A Southeastern Conference official declined comment Wednesday on a clock issue the league was asked by South Carolina coach Will Muschamp to review.
Conference coaches traditionally send SEC coordinator of football officials Steve Shaw plays they would like reviewed each Sunday of the football season, and Muschamp said he asked Shaw to look at how Tennessee was able to run two plays in the final four seconds of the Gamecocks’ 15-9 victory against the Vols on Saturday in Neyland Stadium.
SEC spokesman Chuck Dunlap said conversations between Shaw and the league’s coaches are considered confidential and that the league won’t have any comment on the end of the USC-Tennessee game.
Twice this season, the SEC has issued statements when officiating errors were made, first in the Texas A&M-Arkansas game when Aggies quarterback Kellen Mond was incorrectly ruled out of bounds on a touchdown run and again because of a clock error in the Missouri-Kentucky game.
Muschamp said Wednesday night on his “Carolina Calls” radio program that he did speak to the league about the play.
“I can’t say anthing past that,” Muschamp said. “We have league rules that prohibit me from commenting publicly, and I promised my wife I’m not getting fined so I’m not going to tell you what I think.”
The game clock at SEC games is run by a standby official provided by the conference. There is a standby official at every conference game who is ready to replace an official who has to leave during the game because of injury or illness. If the standby official is needed in the game, the play clock operator, usually a person provided by the home team, runs the game clock.
No officials left the field in the South Carolina-Tennessee game, meaning the conference’s standby official was running the game clock the entire game.

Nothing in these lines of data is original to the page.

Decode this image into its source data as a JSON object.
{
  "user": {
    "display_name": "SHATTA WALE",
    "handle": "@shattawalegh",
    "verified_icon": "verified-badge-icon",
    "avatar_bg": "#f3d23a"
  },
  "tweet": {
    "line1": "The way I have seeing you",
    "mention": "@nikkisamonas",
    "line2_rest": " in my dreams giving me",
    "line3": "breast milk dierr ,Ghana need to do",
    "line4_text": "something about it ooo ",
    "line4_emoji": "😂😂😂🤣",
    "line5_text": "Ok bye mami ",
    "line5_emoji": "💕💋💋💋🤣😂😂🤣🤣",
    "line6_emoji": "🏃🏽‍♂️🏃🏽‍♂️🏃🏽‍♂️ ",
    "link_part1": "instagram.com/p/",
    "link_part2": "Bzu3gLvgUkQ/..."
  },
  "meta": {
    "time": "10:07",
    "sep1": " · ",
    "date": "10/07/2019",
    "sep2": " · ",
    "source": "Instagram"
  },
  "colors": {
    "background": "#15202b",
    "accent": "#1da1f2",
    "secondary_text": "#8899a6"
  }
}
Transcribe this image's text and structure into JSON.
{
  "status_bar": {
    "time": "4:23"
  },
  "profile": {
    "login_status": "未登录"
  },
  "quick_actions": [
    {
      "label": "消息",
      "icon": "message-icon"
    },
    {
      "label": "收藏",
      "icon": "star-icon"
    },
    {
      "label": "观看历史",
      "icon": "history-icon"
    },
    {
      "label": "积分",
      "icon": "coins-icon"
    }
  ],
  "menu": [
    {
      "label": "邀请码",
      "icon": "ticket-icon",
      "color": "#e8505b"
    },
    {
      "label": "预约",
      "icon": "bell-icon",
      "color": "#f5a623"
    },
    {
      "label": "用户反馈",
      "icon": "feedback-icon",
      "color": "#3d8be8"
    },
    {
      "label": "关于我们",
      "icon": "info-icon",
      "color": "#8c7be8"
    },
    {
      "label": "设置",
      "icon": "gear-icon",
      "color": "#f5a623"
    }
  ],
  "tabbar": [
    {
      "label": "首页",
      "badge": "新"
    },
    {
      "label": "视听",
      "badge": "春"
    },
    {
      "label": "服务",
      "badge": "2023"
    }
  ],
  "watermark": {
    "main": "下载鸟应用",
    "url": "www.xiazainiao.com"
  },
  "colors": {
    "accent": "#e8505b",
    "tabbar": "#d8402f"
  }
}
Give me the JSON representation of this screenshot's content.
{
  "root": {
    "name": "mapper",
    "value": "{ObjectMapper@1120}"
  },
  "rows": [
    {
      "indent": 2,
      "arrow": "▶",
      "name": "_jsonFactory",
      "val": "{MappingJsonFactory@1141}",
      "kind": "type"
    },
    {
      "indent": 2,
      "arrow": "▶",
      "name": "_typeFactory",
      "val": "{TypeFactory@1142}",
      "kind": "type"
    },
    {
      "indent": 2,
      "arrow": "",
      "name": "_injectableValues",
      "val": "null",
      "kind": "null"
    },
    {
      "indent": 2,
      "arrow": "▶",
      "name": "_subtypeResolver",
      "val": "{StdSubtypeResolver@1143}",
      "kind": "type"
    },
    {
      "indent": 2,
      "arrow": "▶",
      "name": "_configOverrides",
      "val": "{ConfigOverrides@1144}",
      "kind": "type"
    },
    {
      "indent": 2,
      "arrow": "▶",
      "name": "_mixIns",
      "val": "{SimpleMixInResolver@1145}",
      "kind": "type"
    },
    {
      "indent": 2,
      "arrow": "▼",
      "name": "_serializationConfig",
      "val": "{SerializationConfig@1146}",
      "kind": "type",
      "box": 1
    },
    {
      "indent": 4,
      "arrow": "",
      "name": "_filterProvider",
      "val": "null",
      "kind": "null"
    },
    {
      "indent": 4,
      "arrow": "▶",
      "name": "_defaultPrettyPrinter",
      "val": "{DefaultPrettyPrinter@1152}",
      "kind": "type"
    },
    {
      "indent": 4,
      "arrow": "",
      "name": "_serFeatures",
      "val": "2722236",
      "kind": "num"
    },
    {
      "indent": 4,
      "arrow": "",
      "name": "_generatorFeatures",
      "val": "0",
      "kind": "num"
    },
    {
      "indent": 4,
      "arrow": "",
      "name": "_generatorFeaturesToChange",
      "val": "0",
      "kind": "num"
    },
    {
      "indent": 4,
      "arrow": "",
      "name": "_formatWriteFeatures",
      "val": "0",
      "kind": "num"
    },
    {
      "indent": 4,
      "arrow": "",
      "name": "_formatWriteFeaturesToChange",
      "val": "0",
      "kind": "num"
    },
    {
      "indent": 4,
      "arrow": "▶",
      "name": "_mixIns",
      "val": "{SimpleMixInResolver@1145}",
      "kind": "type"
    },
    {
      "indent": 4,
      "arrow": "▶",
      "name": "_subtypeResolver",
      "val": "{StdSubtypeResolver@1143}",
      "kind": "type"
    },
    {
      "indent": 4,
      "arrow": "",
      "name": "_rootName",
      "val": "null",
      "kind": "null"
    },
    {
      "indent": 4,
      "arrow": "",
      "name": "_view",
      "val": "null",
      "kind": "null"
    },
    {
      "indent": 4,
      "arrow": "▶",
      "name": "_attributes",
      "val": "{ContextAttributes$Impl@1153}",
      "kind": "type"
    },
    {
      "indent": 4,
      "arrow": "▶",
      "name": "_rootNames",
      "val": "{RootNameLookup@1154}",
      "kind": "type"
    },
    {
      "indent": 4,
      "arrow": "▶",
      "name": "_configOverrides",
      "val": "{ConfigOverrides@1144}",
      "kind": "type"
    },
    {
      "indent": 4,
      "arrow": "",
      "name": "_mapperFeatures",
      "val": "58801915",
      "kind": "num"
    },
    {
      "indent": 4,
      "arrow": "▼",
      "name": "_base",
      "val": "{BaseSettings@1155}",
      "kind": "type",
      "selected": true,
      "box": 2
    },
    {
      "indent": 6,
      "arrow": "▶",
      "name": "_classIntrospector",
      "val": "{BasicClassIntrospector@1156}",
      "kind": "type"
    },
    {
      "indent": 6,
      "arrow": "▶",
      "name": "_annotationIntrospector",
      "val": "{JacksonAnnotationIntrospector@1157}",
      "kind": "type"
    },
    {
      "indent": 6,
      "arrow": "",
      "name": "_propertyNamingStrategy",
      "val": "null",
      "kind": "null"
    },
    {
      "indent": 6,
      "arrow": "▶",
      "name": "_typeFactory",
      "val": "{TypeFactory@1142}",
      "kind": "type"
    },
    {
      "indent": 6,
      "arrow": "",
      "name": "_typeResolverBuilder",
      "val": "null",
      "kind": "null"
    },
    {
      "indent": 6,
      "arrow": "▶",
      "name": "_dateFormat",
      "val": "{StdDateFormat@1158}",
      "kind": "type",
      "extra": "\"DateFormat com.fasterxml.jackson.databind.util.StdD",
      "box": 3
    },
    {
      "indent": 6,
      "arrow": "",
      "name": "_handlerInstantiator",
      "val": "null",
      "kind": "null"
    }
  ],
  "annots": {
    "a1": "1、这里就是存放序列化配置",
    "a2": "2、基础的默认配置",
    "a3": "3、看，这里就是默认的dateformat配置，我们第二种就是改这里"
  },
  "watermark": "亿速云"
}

The Gamecocks stopped the Volunteers from the 2-yard-line on the final two plays as passes fell incomplete.